  2. Trump wouldn’t acknowledge President Obama’s longform birth certificate was authentic.
  3. Trump tried to prove the certificate was a fraud.
  4. Trump failed. Badly.
  5. Trump decided to run for president and ignore the issue of birtherism altogether.
  6. Trump couldn’t help himself—and, when asked, refused to say that President Obama was born in the United States.
  7. After media pressure, Trump claimed he’d always believed the longform birth certificate was authentic (even though there is video evidence to the contrary).
  8. Trump falsely blamed Hillary Clinton for birtherism.
  9. Trump once again started taking pride in the birther movement—saying he “did a good job” getting President Obama to release his longform certificate.
  10. Trump still refuses to apologize, emboldening birthers at press conferences and even debates.

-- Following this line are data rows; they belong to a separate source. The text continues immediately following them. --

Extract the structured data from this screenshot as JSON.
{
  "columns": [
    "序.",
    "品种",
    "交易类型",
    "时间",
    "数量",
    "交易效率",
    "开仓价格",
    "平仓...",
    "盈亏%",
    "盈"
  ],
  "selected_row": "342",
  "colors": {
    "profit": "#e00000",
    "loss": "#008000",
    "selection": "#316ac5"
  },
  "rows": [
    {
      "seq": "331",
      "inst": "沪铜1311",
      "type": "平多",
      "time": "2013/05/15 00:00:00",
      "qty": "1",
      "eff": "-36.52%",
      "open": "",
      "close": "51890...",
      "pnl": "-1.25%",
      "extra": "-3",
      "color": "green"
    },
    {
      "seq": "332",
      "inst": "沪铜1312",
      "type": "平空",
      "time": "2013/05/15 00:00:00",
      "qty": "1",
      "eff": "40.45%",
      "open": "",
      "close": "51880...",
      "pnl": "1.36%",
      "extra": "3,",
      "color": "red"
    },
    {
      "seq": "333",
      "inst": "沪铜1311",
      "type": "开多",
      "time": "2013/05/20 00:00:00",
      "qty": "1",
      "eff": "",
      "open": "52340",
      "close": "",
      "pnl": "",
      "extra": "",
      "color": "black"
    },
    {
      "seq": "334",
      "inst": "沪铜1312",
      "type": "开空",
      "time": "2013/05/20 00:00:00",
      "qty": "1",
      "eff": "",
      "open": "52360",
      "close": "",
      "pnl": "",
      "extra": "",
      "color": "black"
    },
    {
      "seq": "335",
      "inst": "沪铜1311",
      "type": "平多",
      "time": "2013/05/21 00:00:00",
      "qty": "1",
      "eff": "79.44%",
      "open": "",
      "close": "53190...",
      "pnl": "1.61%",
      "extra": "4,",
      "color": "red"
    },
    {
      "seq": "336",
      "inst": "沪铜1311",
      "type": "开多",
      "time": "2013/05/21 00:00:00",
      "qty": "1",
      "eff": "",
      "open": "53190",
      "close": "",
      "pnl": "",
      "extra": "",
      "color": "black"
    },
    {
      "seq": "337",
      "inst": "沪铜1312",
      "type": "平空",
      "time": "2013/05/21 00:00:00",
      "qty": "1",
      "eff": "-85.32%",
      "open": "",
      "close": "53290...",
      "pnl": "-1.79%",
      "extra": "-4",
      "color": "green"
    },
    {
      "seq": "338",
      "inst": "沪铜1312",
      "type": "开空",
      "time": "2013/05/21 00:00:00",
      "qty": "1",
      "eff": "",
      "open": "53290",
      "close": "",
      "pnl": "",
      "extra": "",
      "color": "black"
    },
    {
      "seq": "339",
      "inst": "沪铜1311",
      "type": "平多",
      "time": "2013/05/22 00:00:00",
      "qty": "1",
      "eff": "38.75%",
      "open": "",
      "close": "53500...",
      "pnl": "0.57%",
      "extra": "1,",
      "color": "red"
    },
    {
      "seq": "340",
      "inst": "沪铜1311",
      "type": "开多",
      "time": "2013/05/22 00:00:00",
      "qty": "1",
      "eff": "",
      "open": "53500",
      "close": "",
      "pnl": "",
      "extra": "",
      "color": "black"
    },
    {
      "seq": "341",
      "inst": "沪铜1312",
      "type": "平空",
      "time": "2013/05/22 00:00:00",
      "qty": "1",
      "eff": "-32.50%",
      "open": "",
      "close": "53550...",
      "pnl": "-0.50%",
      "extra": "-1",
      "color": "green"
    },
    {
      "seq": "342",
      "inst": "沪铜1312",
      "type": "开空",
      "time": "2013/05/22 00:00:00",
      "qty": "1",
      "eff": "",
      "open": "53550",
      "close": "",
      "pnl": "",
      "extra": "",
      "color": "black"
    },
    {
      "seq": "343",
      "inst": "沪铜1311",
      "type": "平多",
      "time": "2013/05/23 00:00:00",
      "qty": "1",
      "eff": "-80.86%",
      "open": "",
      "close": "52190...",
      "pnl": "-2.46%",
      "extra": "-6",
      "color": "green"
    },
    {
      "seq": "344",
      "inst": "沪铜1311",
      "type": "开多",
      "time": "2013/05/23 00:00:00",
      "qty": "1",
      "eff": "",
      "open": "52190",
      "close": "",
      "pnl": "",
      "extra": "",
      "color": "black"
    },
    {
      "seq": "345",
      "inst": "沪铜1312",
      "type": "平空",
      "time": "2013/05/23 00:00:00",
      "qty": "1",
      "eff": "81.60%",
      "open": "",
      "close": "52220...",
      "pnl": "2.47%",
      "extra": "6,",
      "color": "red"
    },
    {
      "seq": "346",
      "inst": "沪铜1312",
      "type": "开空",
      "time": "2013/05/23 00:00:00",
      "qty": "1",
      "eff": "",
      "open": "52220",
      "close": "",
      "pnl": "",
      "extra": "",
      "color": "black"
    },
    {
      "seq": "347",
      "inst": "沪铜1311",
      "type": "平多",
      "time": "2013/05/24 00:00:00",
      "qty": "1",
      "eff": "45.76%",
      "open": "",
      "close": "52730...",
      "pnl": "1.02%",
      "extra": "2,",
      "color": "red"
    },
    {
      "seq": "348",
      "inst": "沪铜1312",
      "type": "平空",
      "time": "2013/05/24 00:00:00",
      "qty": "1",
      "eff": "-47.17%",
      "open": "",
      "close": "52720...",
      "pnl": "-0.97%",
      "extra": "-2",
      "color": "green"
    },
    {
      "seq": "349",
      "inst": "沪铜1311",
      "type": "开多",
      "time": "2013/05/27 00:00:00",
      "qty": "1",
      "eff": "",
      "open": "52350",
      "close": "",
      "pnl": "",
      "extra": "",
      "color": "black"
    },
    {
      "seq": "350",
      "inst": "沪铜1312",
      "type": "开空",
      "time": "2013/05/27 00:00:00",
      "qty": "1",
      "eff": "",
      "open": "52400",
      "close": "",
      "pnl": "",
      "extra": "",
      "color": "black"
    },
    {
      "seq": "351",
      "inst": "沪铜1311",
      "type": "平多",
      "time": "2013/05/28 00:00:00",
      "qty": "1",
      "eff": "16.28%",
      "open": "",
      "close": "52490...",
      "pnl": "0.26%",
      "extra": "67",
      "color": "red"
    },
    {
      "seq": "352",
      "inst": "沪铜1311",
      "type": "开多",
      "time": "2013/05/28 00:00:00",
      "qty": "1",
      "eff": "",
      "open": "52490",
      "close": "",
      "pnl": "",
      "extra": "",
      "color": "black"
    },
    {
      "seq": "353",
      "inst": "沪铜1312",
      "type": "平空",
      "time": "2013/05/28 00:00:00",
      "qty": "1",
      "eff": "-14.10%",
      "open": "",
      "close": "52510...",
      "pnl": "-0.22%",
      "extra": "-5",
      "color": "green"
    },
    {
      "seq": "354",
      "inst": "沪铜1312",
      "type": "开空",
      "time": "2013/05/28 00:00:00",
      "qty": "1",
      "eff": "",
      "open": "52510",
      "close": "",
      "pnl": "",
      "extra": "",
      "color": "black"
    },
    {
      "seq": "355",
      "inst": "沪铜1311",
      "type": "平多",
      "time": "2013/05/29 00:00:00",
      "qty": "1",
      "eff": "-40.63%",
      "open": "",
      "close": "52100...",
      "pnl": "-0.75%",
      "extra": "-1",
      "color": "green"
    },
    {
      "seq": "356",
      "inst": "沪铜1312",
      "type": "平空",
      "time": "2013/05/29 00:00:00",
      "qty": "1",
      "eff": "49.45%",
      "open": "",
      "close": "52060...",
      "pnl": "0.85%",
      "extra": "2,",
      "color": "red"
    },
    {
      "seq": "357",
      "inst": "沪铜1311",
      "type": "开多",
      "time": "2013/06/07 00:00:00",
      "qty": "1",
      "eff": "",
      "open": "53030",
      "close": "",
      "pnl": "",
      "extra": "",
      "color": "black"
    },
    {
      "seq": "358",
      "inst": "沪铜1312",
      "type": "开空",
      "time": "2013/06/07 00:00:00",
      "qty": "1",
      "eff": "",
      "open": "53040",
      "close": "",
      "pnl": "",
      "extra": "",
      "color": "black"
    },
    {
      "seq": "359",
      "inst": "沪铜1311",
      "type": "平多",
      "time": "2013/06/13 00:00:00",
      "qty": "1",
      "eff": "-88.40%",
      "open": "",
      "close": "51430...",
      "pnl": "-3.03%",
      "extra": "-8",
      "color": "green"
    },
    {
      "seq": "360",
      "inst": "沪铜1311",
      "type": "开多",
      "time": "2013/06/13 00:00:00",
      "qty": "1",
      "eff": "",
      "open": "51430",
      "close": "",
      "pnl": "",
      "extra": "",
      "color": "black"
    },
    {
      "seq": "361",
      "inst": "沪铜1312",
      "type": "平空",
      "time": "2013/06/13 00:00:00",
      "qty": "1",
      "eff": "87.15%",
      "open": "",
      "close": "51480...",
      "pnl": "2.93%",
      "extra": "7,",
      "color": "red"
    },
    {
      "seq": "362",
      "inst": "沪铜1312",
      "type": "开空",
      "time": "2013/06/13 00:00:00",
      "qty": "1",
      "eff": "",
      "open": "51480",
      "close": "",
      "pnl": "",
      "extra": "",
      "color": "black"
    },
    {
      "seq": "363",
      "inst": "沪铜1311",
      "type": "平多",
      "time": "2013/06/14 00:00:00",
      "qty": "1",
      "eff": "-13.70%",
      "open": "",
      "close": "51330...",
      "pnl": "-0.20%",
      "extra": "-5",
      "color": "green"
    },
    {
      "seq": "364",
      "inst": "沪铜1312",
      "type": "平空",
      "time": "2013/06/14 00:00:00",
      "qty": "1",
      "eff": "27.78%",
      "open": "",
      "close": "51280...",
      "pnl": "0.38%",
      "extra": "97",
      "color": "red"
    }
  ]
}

As President Obama says, his name may not be on the ballot this November, but his legacy is—and he will “consider it a personal insult” if his supporters don’t show up to the polls and vote for Hillary. After all, just like Trump has tried to discredit President Obama for the color of his skin, he has tried to discredit Hillary based on her gender. In Trump’s words, Hillary “doesn’t have that presidential look.”

It’s up to us to prove Trump wrong.

So, make a plan to vote on November 8—and chip in to help make sure that a “very proud” birther never gets anywhere near the White House.

Share this article:

Up Next

153 things Donald Trump has said and done that, in a normal election, would disqualify a nominee